Start of TASK MATERIAL

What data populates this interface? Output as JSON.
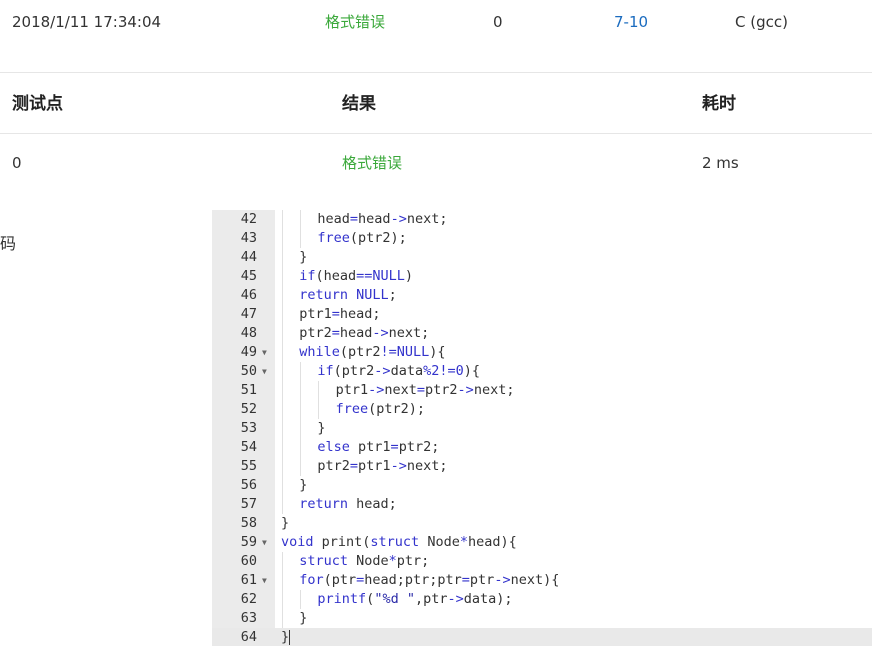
{
  "submission": {
    "time": "2018/1/11 17:34:04",
    "status": "格式错误",
    "score": "0",
    "problem": "7-10",
    "language": "C (gcc)"
  },
  "test_table": {
    "headers": {
      "case": "测试点",
      "result": "结果",
      "time": "耗时"
    },
    "rows": [
      {
        "case": "0",
        "result": "格式错误",
        "time": "2 ms"
      }
    ]
  },
  "code_section": {
    "label": "代码"
  },
  "colors": {
    "status_accent": "#3aa83a",
    "link": "#1a6bbf",
    "keyword": "#3333cc"
  },
  "code_lines": [
    {
      "n": "42",
      "fold": false,
      "indent": 2,
      "text": "head=head->next;"
    },
    {
      "n": "43",
      "fold": false,
      "indent": 2,
      "text": "free(ptr2);"
    },
    {
      "n": "44",
      "fold": false,
      "indent": 1,
      "text": "}"
    },
    {
      "n": "45",
      "fold": false,
      "indent": 1,
      "text": "if(head==NULL)"
    },
    {
      "n": "46",
      "fold": false,
      "indent": 1,
      "text": "return NULL;"
    },
    {
      "n": "47",
      "fold": false,
      "indent": 1,
      "text": "ptr1=head;"
    },
    {
      "n": "48",
      "fold": false,
      "indent": 1,
      "text": "ptr2=head->next;"
    },
    {
      "n": "49",
      "fold": true,
      "indent": 1,
      "text": "while(ptr2!=NULL){"
    },
    {
      "n": "50",
      "fold": true,
      "indent": 2,
      "text": "if(ptr2->data%2!=0){"
    },
    {
      "n": "51",
      "fold": false,
      "indent": 3,
      "text": "ptr1->next=ptr2->next;"
    },
    {
      "n": "52",
      "fold": false,
      "indent": 3,
      "text": "free(ptr2);"
    },
    {
      "n": "53",
      "fold": false,
      "indent": 2,
      "text": "}"
    },
    {
      "n": "54",
      "fold": false,
      "indent": 2,
      "text": "else ptr1=ptr2;"
    },
    {
      "n": "55",
      "fold": false,
      "indent": 2,
      "text": "ptr2=ptr1->next;"
    },
    {
      "n": "56",
      "fold": false,
      "indent": 1,
      "text": "}"
    },
    {
      "n": "57",
      "fold": false,
      "indent": 1,
      "text": "return head;"
    },
    {
      "n": "58",
      "fold": false,
      "indent": 0,
      "text": "}"
    },
    {
      "n": "59",
      "fold": true,
      "indent": 0,
      "text": "void print(struct Node*head){"
    },
    {
      "n": "60",
      "fold": false,
      "indent": 1,
      "text": "struct Node*ptr;"
    },
    {
      "n": "61",
      "fold": true,
      "indent": 1,
      "text": "for(ptr=head;ptr;ptr=ptr->next){"
    },
    {
      "n": "62",
      "fold": false,
      "indent": 2,
      "text": "printf(\"%d \",ptr->data);"
    },
    {
      "n": "63",
      "fold": false,
      "indent": 1,
      "text": "}"
    },
    {
      "n": "64",
      "fold": false,
      "indent": 0,
      "text": "}",
      "active": true
    }
  ]
}
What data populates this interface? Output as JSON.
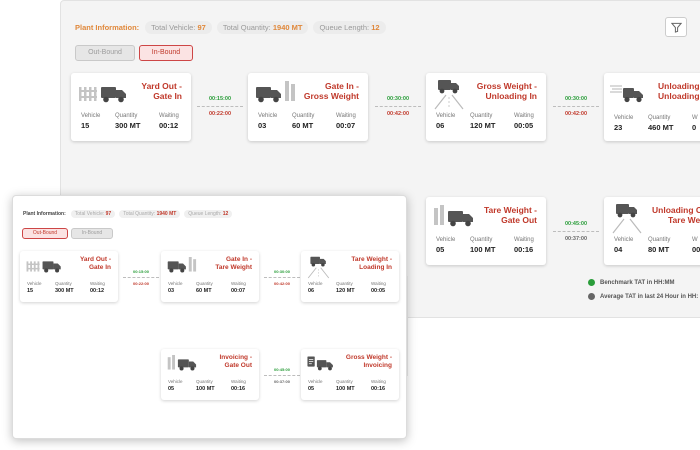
{
  "back": {
    "info": {
      "title": "Plant Information:",
      "total_vehicle_label": "Total Vehicle:",
      "total_vehicle_value": "97",
      "total_quantity_label": "Total Quantity:",
      "total_quantity_value": "1940 MT",
      "queue_length_label": "Queue Length:",
      "queue_length_value": "12"
    },
    "toggle": {
      "outbound": "Out-Bound",
      "inbound": "In-Bound",
      "active": "inbound"
    },
    "labels": {
      "vehicle": "Vehicle",
      "quantity": "Quantity",
      "waiting": "Waiting"
    },
    "cards": [
      {
        "title_l1": "Yard Out -",
        "title_l2": "Gate In",
        "vehicle": "15",
        "quantity": "300 MT",
        "waiting": "00:12"
      },
      {
        "title_l1": "Gate In -",
        "title_l2": "Gross Weight",
        "vehicle": "03",
        "quantity": "60 MT",
        "waiting": "00:07"
      },
      {
        "title_l1": "Gross Weight -",
        "title_l2": "Unloading In",
        "vehicle": "06",
        "quantity": "120 MT",
        "waiting": "00:05"
      },
      {
        "title_l1": "Unloading",
        "title_l2": "Unloading",
        "vehicle": "23",
        "quantity": "460 MT",
        "waiting": "0"
      },
      {
        "title_l1": "Tare Weight -",
        "title_l2": "Gate Out",
        "vehicle": "05",
        "quantity": "100 MT",
        "waiting": "00:16"
      },
      {
        "title_l1": "Unloading C",
        "title_l2": "Tare We",
        "vehicle": "04",
        "quantity": "80 MT",
        "waiting": "00"
      }
    ],
    "timings": [
      {
        "bench": "00:15:00",
        "avg": "00:22:00"
      },
      {
        "bench": "00:30:00",
        "avg": "00:42:00"
      },
      {
        "bench": "00:30:00",
        "avg": "00:42:00"
      },
      {
        "bench": "00:45:00",
        "avg": "00:37:00"
      }
    ],
    "legend": {
      "benchmark": "Benchmark TAT in HH:MM",
      "average": "Average TAT in last 24 Hour in HH:"
    }
  },
  "front": {
    "info": {
      "title": "Plant Information:",
      "total_vehicle_label": "Total Vehicle:",
      "total_vehicle_value": "97",
      "total_quantity_label": "Total Quantity:",
      "total_quantity_value": "1940 MT",
      "queue_length_label": "Queue Length:",
      "queue_length_value": "12"
    },
    "toggle": {
      "outbound": "Out-Bound",
      "inbound": "In-Bound",
      "active": "outbound"
    },
    "labels": {
      "vehicle": "Vehicle",
      "quantity": "Quantity",
      "waiting": "Waiting"
    },
    "cards": [
      {
        "title_l1": "Yard Out -",
        "title_l2": "Gate In",
        "vehicle": "15",
        "quantity": "300 MT",
        "waiting": "00:12"
      },
      {
        "title_l1": "Gate In -",
        "title_l2": "Tare Weight",
        "vehicle": "03",
        "quantity": "60 MT",
        "waiting": "00:07"
      },
      {
        "title_l1": "Tare Weight -",
        "title_l2": "Loading In",
        "vehicle": "06",
        "quantity": "120 MT",
        "waiting": "00:05"
      },
      {
        "title_l1": "Invoicing -",
        "title_l2": "Gate Out",
        "vehicle": "05",
        "quantity": "100 MT",
        "waiting": "00:16"
      },
      {
        "title_l1": "Gross Weight -",
        "title_l2": "Invoicing",
        "vehicle": "05",
        "quantity": "100 MT",
        "waiting": "00:16"
      }
    ],
    "timings": [
      {
        "bench": "00:15:00",
        "avg": "00:22:00"
      },
      {
        "bench": "00:30:00",
        "avg": "00:42:00"
      },
      {
        "bench": "00:45:00",
        "avg": "00:37:00"
      }
    ]
  },
  "icons": [
    "yard-truck-icon",
    "gate-truck-icon",
    "weighbridge-icon",
    "unloading-truck-icon",
    "invoice-truck-icon",
    "filter-icon"
  ],
  "colors": {
    "accent": "#c0392b",
    "info_title": "#e0883b",
    "benchmark": "#2a9d3a",
    "average": "#666666"
  }
}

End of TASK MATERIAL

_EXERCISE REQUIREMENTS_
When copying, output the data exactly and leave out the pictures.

_PROBLEM SOLUTION_
What data populates this interface? Output as JSON.
{
  "submission": {
    "time": "2018/1/11 17:34:04",
    "status": "格式错误",
    "score": "0",
    "problem": "7-10",
    "language": "C (gcc)"
  },
  "test_table": {
    "headers": {
      "case": "测试点",
      "result": "结果",
      "time": "耗时"
    },
    "rows": [
      {
        "case": "0",
        "result": "格式错误",
        "time": "2 ms"
      }
    ]
  },
  "code_section": {
    "label": "代码"
  },
  "colors": {
    "status_accent": "#3aa83a",
    "link": "#1a6bbf",
    "keyword": "#3333cc"
  },
  "code_lines": [
    {
      "n": "42",
      "fold": false,
      "indent": 2,
      "text": "head=head->next;"
    },
    {
      "n": "43",
      "fold": false,
      "indent": 2,
      "text": "free(ptr2);"
    },
    {
      "n": "44",
      "fold": false,
      "indent": 1,
      "text": "}"
    },
    {
      "n": "45",
      "fold": false,
      "indent": 1,
      "text": "if(head==NULL)"
    },
    {
      "n": "46",
      "fold": false,
      "indent": 1,
      "text": "return NULL;"
    },
    {
      "n": "47",
      "fold": false,
      "indent": 1,
      "text": "ptr1=head;"
    },
    {
      "n": "48",
      "fold": false,
      "indent": 1,
      "text": "ptr2=head->next;"
    },
    {
      "n": "49",
      "fold": true,
      "indent": 1,
      "text": "while(ptr2!=NULL){"
    },
    {
      "n": "50",
      "fold": true,
      "indent": 2,
      "text": "if(ptr2->data%2!=0){"
    },
    {
      "n": "51",
      "fold": false,
      "indent": 3,
      "text": "ptr1->next=ptr2->next;"
    },
    {
      "n": "52",
      "fold": false,
      "indent": 3,
      "text": "free(ptr2);"
    },
    {
      "n": "53",
      "fold": false,
      "indent": 2,
      "text": "}"
    },
    {
      "n": "54",
      "fold": false,
      "indent": 2,
      "text": "else ptr1=ptr2;"
    },
    {
      "n": "55",
      "fold": false,
      "indent": 2,
      "text": "ptr2=ptr1->next;"
    },
    {
      "n": "56",
      "fold": false,
      "indent": 1,
      "text": "}"
    },
    {
      "n": "57",
      "fold": false,
      "indent": 1,
      "text": "return head;"
    },
    {
      "n": "58",
      "fold": false,
      "indent": 0,
      "text": "}"
    },
    {
      "n": "59",
      "fold": true,
      "indent": 0,
      "text": "void print(struct Node*head){"
    },
    {
      "n": "60",
      "fold": false,
      "indent": 1,
      "text": "struct Node*ptr;"
    },
    {
      "n": "61",
      "fold": true,
      "indent": 1,
      "text": "for(ptr=head;ptr;ptr=ptr->next){"
    },
    {
      "n": "62",
      "fold": false,
      "indent": 2,
      "text": "printf(\"%d \",ptr->data);"
    },
    {
      "n": "63",
      "fold": false,
      "indent": 1,
      "text": "}"
    },
    {
      "n": "64",
      "fold": false,
      "indent": 0,
      "text": "}",
      "active": true
    }
  ]
}
What data populates this interface? Output as JSON.
{
  "back": {
    "info": {
      "title": "Plant Information:",
      "total_vehicle_label": "Total Vehicle:",
      "total_vehicle_value": "97",
      "total_quantity_label": "Total Quantity:",
      "total_quantity_value": "1940 MT",
      "queue_length_label": "Queue Length:",
      "queue_length_value": "12"
    },
    "toggle": {
      "outbound": "Out-Bound",
      "inbound": "In-Bound",
      "active": "inbound"
    },
    "labels": {
      "vehicle": "Vehicle",
      "quantity": "Quantity",
      "waiting": "Waiting"
    },
    "cards": [
      {
        "title_l1": "Yard Out -",
        "title_l2": "Gate In",
        "vehicle": "15",
        "quantity": "300 MT",
        "waiting": "00:12"
      },
      {
        "title_l1": "Gate In -",
        "title_l2": "Gross Weight",
        "vehicle": "03",
        "quantity": "60 MT",
        "waiting": "00:07"
      },
      {
        "title_l1": "Gross Weight -",
        "title_l2": "Unloading In",
        "vehicle": "06",
        "quantity": "120 MT",
        "waiting": "00:05"
      },
      {
        "title_l1": "Unloading",
        "title_l2": "Unloading",
        "vehicle": "23",
        "quantity": "460 MT",
        "waiting": "0"
      },
      {
        "title_l1": "Tare Weight -",
        "title_l2": "Gate Out",
        "vehicle": "05",
        "quantity": "100 MT",
        "waiting": "00:16"
      },
      {
        "title_l1": "Unloading C",
        "title_l2": "Tare We",
        "vehicle": "04",
        "quantity": "80 MT",
        "waiting": "00"
      }
    ],
    "timings": [
      {
        "bench": "00:15:00",
        "avg": "00:22:00"
      },
      {
        "bench": "00:30:00",
        "avg": "00:42:00"
      },
      {
        "bench": "00:30:00",
        "avg": "00:42:00"
      },
      {
        "bench": "00:45:00",
        "avg": "00:37:00"
      }
    ],
    "legend": {
      "benchmark": "Benchmark TAT in HH:MM",
      "average": "Average TAT in last 24 Hour in HH:"
    }
  },
  "front": {
    "info": {
      "title": "Plant Information:",
      "total_vehicle_label": "Total Vehicle:",
      "total_vehicle_value": "97",
      "total_quantity_label": "Total Quantity:",
      "total_quantity_value": "1940 MT",
      "queue_length_label": "Queue Length:",
      "queue_length_value": "12"
    },
    "toggle": {
      "outbound": "Out-Bound",
      "inbound": "In-Bound",
      "active": "outbound"
    },
    "labels": {
      "vehicle": "Vehicle",
      "quantity": "Quantity",
      "waiting": "Waiting"
    },
    "cards": [
      {
        "title_l1": "Yard Out -",
        "title_l2": "Gate In",
        "vehicle": "15",
        "quantity": "300 MT",
        "waiting": "00:12"
      },
      {
        "title_l1": "Gate In -",
        "title_l2": "Tare Weight",
        "vehicle": "03",
        "quantity": "60 MT",
        "waiting": "00:07"
      },
      {
        "title_l1": "Tare Weight -",
        "title_l2": "Loading In",
        "vehicle": "06",
        "quantity": "120 MT",
        "waiting": "00:05"
      },
      {
        "title_l1": "Invoicing -",
        "title_l2": "Gate Out",
        "vehicle": "05",
        "quantity": "100 MT",
        "waiting": "00:16"
      },
      {
        "title_l1": "Gross Weight -",
        "title_l2": "Invoicing",
        "vehicle": "05",
        "quantity": "100 MT",
        "waiting": "00:16"
      }
    ],
    "timings": [
      {
        "bench": "00:15:00",
        "avg": "00:22:00"
      },
      {
        "bench": "00:30:00",
        "avg": "00:42:00"
      },
      {
        "bench": "00:45:00",
        "avg": "00:37:00"
      }
    ]
  },
  "icons": [
    "yard-truck-icon",
    "gate-truck-icon",
    "weighbridge-icon",
    "unloading-truck-icon",
    "invoice-truck-icon",
    "filter-icon"
  ],
  "colors": {
    "accent": "#c0392b",
    "info_title": "#e0883b",
    "benchmark": "#2a9d3a",
    "average": "#666666"
  }
}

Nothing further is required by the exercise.